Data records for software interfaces
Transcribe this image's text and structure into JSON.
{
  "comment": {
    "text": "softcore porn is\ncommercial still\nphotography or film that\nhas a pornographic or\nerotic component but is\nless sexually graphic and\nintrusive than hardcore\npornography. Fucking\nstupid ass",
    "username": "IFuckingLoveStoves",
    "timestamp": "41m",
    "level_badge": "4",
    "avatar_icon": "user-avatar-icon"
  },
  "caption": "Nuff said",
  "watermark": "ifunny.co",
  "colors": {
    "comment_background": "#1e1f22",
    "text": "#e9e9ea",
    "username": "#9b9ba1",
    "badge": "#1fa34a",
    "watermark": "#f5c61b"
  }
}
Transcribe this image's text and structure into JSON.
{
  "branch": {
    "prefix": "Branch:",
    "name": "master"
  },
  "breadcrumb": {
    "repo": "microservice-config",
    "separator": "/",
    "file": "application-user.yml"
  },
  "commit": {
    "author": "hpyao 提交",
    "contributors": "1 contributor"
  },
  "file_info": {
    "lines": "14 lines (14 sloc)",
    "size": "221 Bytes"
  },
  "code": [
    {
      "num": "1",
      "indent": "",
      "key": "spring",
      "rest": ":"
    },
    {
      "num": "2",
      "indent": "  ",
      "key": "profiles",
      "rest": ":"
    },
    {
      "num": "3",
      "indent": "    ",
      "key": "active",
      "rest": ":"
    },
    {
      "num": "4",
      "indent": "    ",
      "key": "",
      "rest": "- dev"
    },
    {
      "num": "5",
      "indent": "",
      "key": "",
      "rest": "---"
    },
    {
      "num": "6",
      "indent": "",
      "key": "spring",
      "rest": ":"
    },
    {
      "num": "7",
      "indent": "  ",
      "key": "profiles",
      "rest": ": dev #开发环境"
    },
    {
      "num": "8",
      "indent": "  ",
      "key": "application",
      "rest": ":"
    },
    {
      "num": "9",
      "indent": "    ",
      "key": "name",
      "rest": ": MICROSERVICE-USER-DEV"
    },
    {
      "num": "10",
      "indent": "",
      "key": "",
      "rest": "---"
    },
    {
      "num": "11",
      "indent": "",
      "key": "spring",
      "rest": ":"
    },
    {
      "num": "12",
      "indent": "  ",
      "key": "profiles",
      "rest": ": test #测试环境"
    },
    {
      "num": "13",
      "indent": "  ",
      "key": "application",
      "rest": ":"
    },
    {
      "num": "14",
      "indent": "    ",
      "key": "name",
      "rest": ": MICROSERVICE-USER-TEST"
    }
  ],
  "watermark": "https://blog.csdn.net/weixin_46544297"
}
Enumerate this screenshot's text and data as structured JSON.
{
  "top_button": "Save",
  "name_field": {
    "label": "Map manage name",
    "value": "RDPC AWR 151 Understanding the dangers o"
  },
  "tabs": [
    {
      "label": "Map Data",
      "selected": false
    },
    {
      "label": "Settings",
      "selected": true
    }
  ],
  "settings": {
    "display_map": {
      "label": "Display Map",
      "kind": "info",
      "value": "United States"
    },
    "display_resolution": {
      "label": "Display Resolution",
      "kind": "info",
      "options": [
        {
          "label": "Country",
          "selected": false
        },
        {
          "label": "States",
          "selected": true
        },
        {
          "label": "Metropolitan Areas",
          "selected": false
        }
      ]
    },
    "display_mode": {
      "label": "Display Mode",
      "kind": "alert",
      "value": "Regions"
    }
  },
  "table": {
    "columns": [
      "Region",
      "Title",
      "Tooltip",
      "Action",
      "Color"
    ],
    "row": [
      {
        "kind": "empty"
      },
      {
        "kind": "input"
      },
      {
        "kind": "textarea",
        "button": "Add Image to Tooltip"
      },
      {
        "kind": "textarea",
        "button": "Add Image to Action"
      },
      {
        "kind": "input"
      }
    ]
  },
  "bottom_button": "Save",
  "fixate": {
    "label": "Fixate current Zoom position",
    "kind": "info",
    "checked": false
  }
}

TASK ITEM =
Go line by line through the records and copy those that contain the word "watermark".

RESULT OF THIS EXERCISE =
  "watermark": "ifunny.co",
    "watermark": "#f5c61b"
  "watermark": "https://blog.csdn.net/weixin_46544297"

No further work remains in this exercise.